[What the task asks]: A copy is needed of each line in the records that has the word "title".

Data records:
──────────
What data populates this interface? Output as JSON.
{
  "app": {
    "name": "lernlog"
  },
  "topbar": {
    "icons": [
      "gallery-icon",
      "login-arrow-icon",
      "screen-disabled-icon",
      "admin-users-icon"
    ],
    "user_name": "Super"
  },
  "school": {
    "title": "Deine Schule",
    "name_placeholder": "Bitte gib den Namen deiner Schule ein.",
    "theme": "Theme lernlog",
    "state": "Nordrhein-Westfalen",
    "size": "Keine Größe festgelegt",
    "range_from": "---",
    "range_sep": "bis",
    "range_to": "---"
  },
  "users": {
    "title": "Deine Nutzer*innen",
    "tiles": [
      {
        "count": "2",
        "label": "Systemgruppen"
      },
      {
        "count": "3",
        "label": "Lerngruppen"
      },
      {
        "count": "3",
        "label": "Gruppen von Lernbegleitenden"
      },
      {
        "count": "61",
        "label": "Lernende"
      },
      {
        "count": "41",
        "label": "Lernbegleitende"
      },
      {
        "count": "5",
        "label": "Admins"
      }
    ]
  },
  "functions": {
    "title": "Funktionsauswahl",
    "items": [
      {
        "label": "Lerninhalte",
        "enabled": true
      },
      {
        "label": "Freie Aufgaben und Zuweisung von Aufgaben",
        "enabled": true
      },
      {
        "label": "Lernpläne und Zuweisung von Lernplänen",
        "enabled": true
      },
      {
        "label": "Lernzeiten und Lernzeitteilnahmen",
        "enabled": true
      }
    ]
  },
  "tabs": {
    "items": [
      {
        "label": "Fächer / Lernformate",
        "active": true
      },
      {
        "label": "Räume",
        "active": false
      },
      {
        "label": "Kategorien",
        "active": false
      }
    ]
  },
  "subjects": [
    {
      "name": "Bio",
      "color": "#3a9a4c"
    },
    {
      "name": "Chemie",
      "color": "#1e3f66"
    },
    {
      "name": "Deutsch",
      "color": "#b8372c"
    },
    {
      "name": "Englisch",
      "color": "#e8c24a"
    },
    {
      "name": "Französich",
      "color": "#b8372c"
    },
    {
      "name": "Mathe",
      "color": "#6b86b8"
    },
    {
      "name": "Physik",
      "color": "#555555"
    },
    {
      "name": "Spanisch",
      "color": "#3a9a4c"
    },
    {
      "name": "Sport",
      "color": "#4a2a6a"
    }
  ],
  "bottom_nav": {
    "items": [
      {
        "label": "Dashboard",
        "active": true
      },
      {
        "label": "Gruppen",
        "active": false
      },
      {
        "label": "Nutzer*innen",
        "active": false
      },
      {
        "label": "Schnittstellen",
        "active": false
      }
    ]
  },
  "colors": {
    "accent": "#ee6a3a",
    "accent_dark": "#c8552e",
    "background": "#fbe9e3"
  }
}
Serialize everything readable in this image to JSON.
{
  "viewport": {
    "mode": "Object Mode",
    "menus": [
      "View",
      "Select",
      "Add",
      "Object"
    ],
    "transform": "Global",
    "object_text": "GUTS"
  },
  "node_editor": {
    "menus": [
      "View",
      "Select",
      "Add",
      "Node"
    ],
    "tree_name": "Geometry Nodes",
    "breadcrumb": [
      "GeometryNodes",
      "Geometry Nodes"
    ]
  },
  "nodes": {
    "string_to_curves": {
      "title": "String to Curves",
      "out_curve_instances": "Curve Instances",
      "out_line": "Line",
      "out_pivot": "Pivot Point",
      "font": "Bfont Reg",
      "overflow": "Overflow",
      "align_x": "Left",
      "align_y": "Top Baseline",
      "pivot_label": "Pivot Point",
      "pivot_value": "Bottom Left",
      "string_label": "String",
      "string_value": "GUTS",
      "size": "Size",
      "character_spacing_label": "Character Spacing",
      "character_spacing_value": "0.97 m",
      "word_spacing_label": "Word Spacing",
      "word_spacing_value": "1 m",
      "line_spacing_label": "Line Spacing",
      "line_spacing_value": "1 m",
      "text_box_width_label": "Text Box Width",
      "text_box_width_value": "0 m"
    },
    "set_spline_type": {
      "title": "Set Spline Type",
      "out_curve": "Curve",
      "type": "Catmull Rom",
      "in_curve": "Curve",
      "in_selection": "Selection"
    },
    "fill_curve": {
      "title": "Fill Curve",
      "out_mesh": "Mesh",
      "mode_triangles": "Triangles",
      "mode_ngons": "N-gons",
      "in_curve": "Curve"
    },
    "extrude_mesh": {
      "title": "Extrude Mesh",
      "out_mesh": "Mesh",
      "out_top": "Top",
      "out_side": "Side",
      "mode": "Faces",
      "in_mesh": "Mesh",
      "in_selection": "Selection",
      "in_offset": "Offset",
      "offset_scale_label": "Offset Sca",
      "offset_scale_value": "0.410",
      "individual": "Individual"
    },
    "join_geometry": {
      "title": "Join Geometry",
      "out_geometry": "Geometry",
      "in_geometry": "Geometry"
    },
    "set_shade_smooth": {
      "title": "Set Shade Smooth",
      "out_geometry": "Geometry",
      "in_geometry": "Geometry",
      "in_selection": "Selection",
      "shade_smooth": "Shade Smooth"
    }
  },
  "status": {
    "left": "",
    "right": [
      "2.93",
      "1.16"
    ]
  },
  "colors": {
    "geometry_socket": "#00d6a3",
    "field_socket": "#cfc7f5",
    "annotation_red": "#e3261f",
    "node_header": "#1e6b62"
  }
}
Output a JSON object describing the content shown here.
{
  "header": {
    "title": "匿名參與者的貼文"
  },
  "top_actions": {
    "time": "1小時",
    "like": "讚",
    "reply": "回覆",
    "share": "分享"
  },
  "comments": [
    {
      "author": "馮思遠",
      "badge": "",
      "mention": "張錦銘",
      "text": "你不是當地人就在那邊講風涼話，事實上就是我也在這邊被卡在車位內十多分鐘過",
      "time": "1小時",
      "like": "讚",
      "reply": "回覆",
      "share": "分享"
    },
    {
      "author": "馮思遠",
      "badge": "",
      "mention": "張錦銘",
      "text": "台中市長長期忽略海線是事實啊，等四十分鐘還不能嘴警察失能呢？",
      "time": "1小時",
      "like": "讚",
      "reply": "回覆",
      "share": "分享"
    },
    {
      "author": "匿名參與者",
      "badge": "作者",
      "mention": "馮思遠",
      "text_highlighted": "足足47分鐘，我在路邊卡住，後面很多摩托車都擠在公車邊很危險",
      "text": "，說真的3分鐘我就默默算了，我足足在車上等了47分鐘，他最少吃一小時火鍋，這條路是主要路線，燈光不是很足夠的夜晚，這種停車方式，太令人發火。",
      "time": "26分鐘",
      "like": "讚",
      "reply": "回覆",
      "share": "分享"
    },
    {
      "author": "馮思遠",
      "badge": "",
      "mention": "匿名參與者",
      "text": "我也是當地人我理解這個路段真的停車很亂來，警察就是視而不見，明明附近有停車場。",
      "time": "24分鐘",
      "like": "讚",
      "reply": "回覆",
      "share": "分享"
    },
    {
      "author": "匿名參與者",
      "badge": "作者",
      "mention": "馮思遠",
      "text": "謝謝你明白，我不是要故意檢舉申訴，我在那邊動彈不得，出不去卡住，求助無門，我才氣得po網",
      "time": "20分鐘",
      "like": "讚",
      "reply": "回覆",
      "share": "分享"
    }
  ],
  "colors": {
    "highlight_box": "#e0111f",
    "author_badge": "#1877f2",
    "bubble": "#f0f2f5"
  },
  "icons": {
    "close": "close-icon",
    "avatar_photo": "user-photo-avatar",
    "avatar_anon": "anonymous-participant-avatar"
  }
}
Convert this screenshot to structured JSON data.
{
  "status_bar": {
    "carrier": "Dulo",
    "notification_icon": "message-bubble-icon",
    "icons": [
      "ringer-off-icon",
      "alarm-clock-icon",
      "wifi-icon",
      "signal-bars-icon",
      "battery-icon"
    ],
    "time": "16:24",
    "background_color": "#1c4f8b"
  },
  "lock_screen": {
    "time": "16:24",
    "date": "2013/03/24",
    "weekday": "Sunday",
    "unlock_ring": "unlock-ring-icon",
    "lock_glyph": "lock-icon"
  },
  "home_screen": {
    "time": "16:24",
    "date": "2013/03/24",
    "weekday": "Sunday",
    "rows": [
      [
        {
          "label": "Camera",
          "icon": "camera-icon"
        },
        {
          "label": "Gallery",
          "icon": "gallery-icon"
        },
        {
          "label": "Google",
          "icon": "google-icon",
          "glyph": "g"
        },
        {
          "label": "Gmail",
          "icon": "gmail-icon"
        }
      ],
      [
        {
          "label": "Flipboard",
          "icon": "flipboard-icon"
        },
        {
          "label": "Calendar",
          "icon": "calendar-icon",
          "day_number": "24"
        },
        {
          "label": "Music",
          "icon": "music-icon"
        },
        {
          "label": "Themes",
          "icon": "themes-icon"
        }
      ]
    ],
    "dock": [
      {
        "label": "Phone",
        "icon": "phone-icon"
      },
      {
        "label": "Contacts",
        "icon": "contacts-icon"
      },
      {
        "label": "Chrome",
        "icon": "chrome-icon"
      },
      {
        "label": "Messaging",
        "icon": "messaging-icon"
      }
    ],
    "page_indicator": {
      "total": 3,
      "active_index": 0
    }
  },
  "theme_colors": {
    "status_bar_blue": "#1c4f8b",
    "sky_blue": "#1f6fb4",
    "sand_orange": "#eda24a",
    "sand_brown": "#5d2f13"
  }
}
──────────
[Written reply]:
    "title": "Deine Schule",
    "title": "Deine Nutzer*innen",
    "title": "Funktionsauswahl",
      "title": "String to Curves",
      "title": "Set Spline Type",
      "title": "Fill Curve",
      "title": "Extrude Mesh",
      "title": "Join Geometry",
      "title": "Set Shade Smooth",
    "title": "匿名參與者的貼文"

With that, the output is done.